** PROVIDED RECORDS follows **
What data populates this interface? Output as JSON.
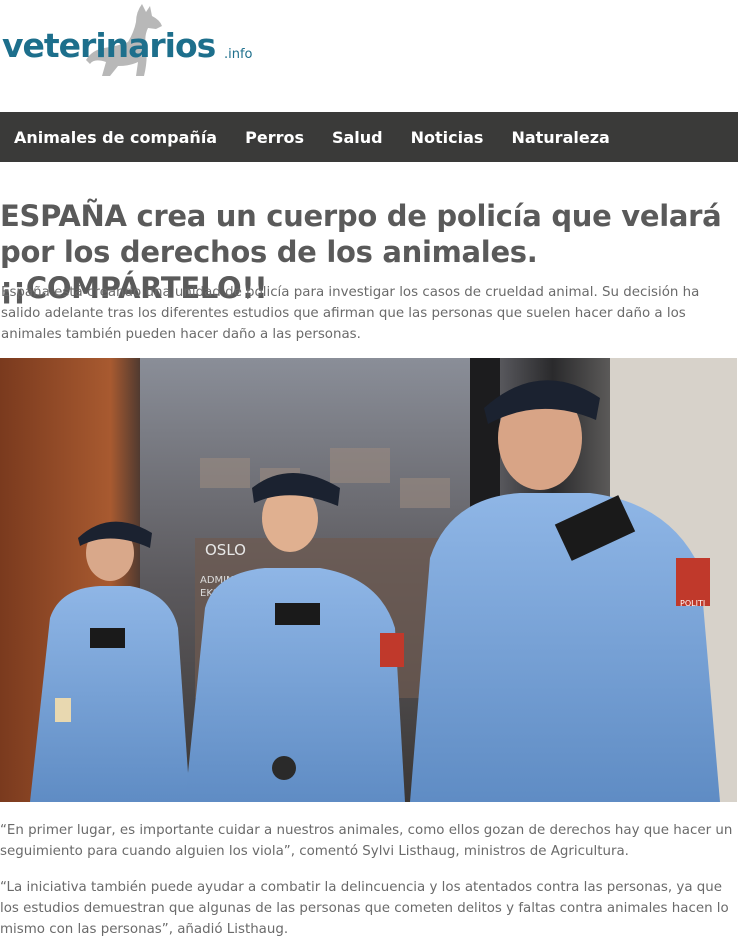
{
  "site": {
    "logo_text": "veterinarios",
    "logo_suffix": ".info"
  },
  "nav": {
    "items": [
      "Animales de compañía",
      "Perros",
      "Salud",
      "Noticias",
      "Naturaleza"
    ]
  },
  "article": {
    "title": "ESPAÑA crea un cuerpo de policía que velará por los derechos de los animales. ¡¡COMPÁRTELO!!",
    "lead": "España está creando una unidad de policía para investigar los casos de crueldad animal. Su decisión ha salido adelante tras los diferentes estudios que afirman que las personas que suelen hacer daño a los animales también pueden hacer daño a las personas.",
    "image_text": {
      "sign_line1": "OSLO",
      "sign_line2": "ADMINISTR",
      "sign_line3": "EKSPE",
      "badge": "POLITI"
    },
    "paragraphs": [
      "“En primer lugar, es importante cuidar a nuestros animales, como ellos gozan de derechos hay que hacer un seguimiento para cuando alguien los viola”, comentó Sylvi Listhaug, ministros de Agricultura.",
      "“La iniciativa también puede ayudar a combatir la delincuencia y los atentados contra las personas, ya que los estudios demuestran que algunas de las personas que cometen delitos y faltas contra animales hacen lo mismo con las personas”, añadió Listhaug."
    ]
  },
  "colors": {
    "brand": "#1d6f8c",
    "nav_bg": "#3a3a39",
    "title": "#5a5a5a",
    "uniform": "#7aa6d8"
  }
}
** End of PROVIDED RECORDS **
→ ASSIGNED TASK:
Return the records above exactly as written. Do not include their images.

→ ANSWER TO THIS PROBLEM:
What data populates this interface? Output as JSON.
{
  "site": {
    "logo_text": "veterinarios",
    "logo_suffix": ".info"
  },
  "nav": {
    "items": [
      "Animales de compañía",
      "Perros",
      "Salud",
      "Noticias",
      "Naturaleza"
    ]
  },
  "article": {
    "title": "ESPAÑA crea un cuerpo de policía que velará por los derechos de los animales. ¡¡COMPÁRTELO!!",
    "lead": "España está creando una unidad de policía para investigar los casos de crueldad animal. Su decisión ha salido adelante tras los diferentes estudios que afirman que las personas que suelen hacer daño a los animales también pueden hacer daño a las personas.",
    "image_text": {
      "sign_line1": "OSLO",
      "sign_line2": "ADMINISTR",
      "sign_line3": "EKSPE",
      "badge": "POLITI"
    },
    "paragraphs": [
      "“En primer lugar, es importante cuidar a nuestros animales, como ellos gozan de derechos hay que hacer un seguimiento para cuando alguien los viola”, comentó Sylvi Listhaug, ministros de Agricultura.",
      "“La iniciativa también puede ayudar a combatir la delincuencia y los atentados contra las personas, ya que los estudios demuestran que algunas de las personas que cometen delitos y faltas contra animales hacen lo mismo con las personas”, añadió Listhaug."
    ]
  },
  "colors": {
    "brand": "#1d6f8c",
    "nav_bg": "#3a3a39",
    "title": "#5a5a5a",
    "uniform": "#7aa6d8"
  }
}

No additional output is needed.